Provided information —
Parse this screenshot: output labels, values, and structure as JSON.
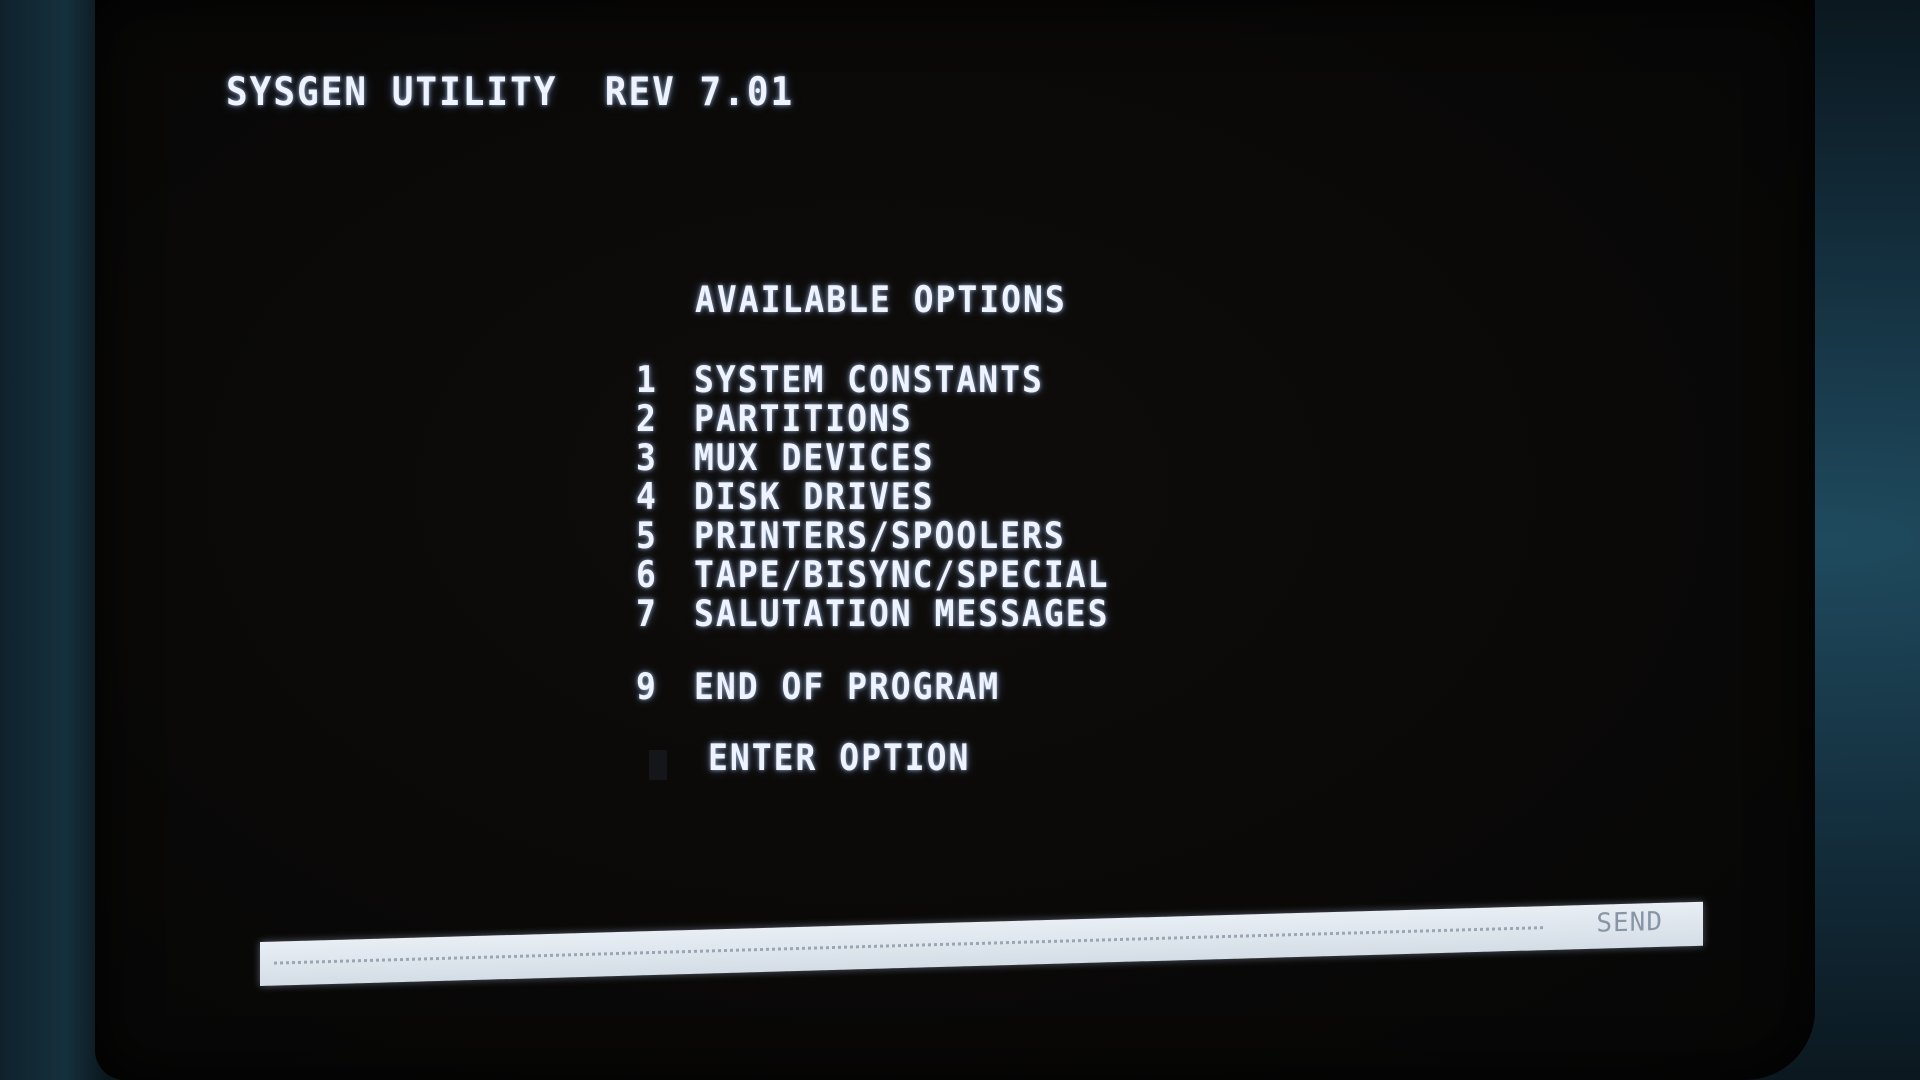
{
  "header": {
    "title": "SYSGEN UTILITY  REV 7.01"
  },
  "menu": {
    "heading": "AVAILABLE OPTIONS",
    "items": [
      {
        "number": "1",
        "label": "SYSTEM CONSTANTS"
      },
      {
        "number": "2",
        "label": "PARTITIONS"
      },
      {
        "number": "3",
        "label": "MUX DEVICES"
      },
      {
        "number": "4",
        "label": "DISK DRIVES"
      },
      {
        "number": "5",
        "label": "PRINTERS/SPOOLERS"
      },
      {
        "number": "6",
        "label": "TAPE/BISYNC/SPECIAL"
      },
      {
        "number": "7",
        "label": "SALUTATION MESSAGES"
      },
      {
        "number": "9",
        "label": "END OF PROGRAM"
      }
    ]
  },
  "prompt": {
    "label": "ENTER OPTION"
  },
  "status_bar": {
    "send_label": "SEND"
  },
  "colors": {
    "phosphor": "#eef3ff",
    "screen": "#0a0908",
    "send_bar": "#e8eef4"
  }
}
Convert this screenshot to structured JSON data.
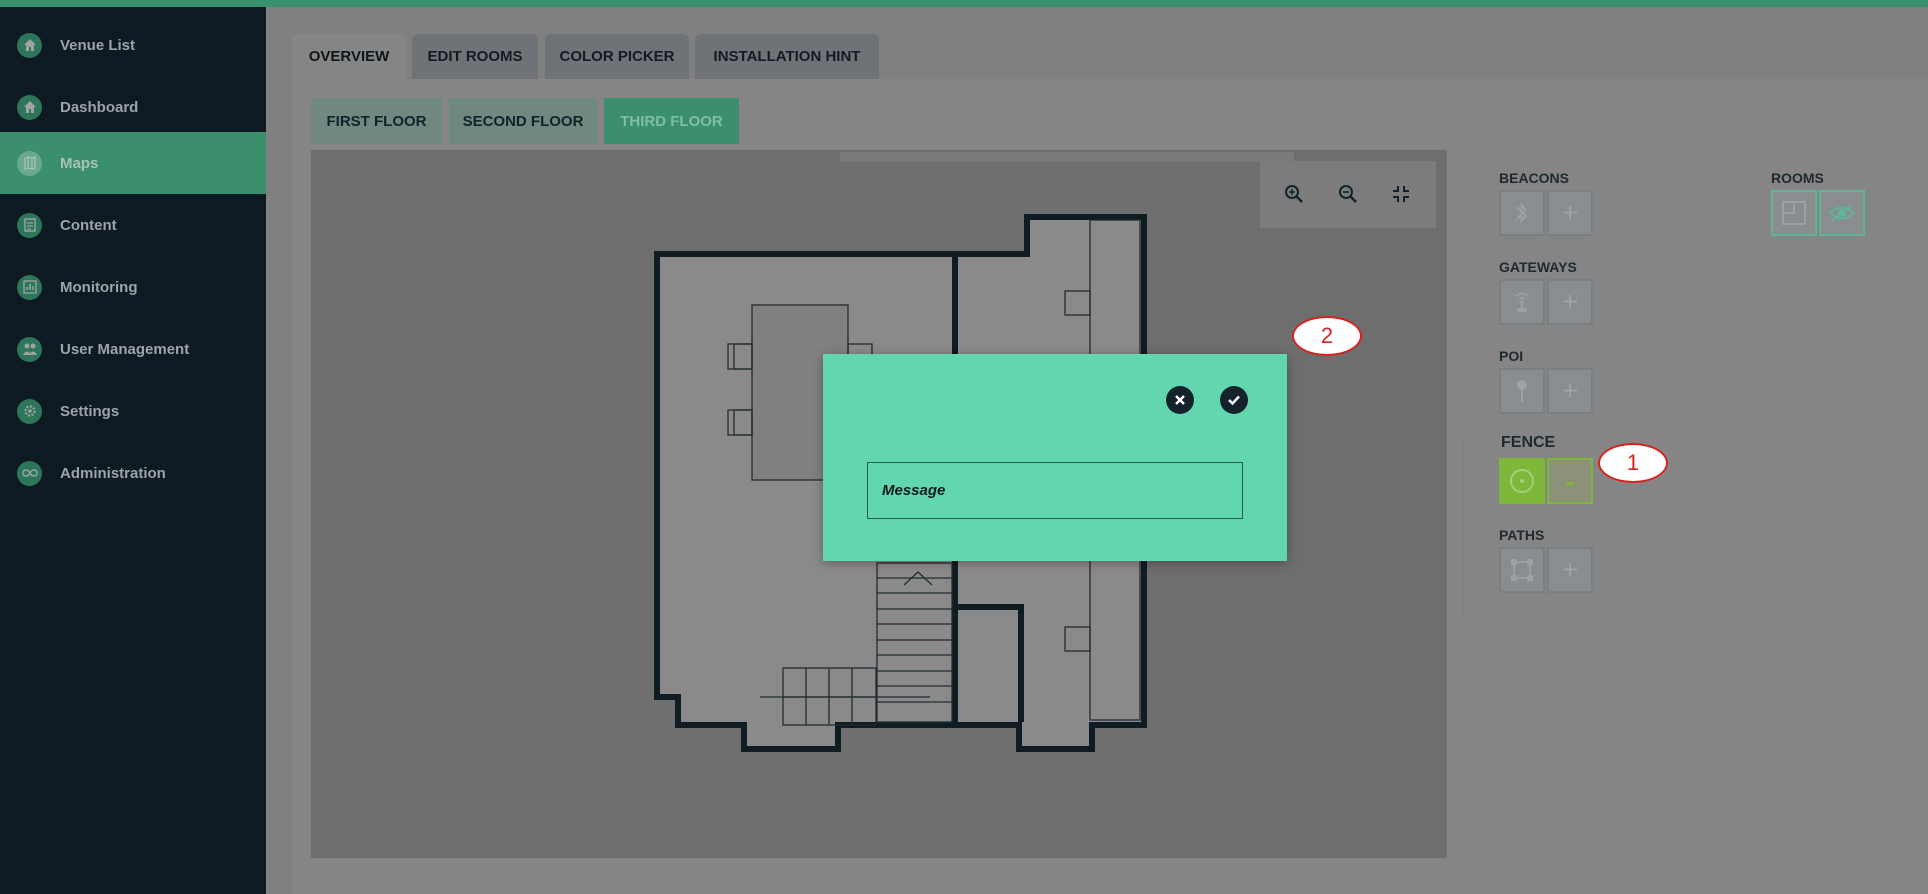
{
  "sidebar": {
    "items": [
      {
        "label": "Venue List",
        "icon": "home-icon"
      },
      {
        "label": "Dashboard",
        "icon": "home-icon"
      },
      {
        "label": "Maps",
        "icon": "map-icon",
        "active": true
      },
      {
        "label": "Content",
        "icon": "document-icon"
      },
      {
        "label": "Monitoring",
        "icon": "chart-icon"
      },
      {
        "label": "User Management",
        "icon": "users-icon"
      },
      {
        "label": "Settings",
        "icon": "gear-icon"
      },
      {
        "label": "Administration",
        "icon": "infinity-icon"
      }
    ]
  },
  "tabs": [
    {
      "label": "OVERVIEW",
      "active": true
    },
    {
      "label": "EDIT ROOMS"
    },
    {
      "label": "COLOR PICKER"
    },
    {
      "label": "INSTALLATION HINT"
    }
  ],
  "floors": [
    {
      "label": "FIRST FLOOR"
    },
    {
      "label": "SECOND FLOOR"
    },
    {
      "label": "THIRD FLOOR",
      "active": true
    }
  ],
  "tools": {
    "beacons_label": "BEACONS",
    "gateways_label": "GATEWAYS",
    "poi_label": "POI",
    "fence_label": "FENCE",
    "fence_minus": "-",
    "paths_label": "PATHS",
    "rooms_label": "ROOMS",
    "plus_symbol": "+"
  },
  "modal": {
    "message_placeholder": "Message"
  },
  "callouts": {
    "one": "1",
    "two": "2"
  },
  "colors": {
    "accent": "#3b8f6c",
    "modal_bg": "#62d6ae",
    "fence_active": "#7db83a",
    "callout_red": "#d8221d",
    "sidebar_bg": "#0d1a22"
  }
}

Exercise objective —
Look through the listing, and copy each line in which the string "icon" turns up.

Task answer —
        "icon": "home-icon"
        "icon": "home-icon"
        "icon": "map-icon",
        "icon": "document-icon"
        "icon": "chart-icon"
        "icon": "users-icon"
        "icon": "gear-icon"
        "icon": "infinity-icon"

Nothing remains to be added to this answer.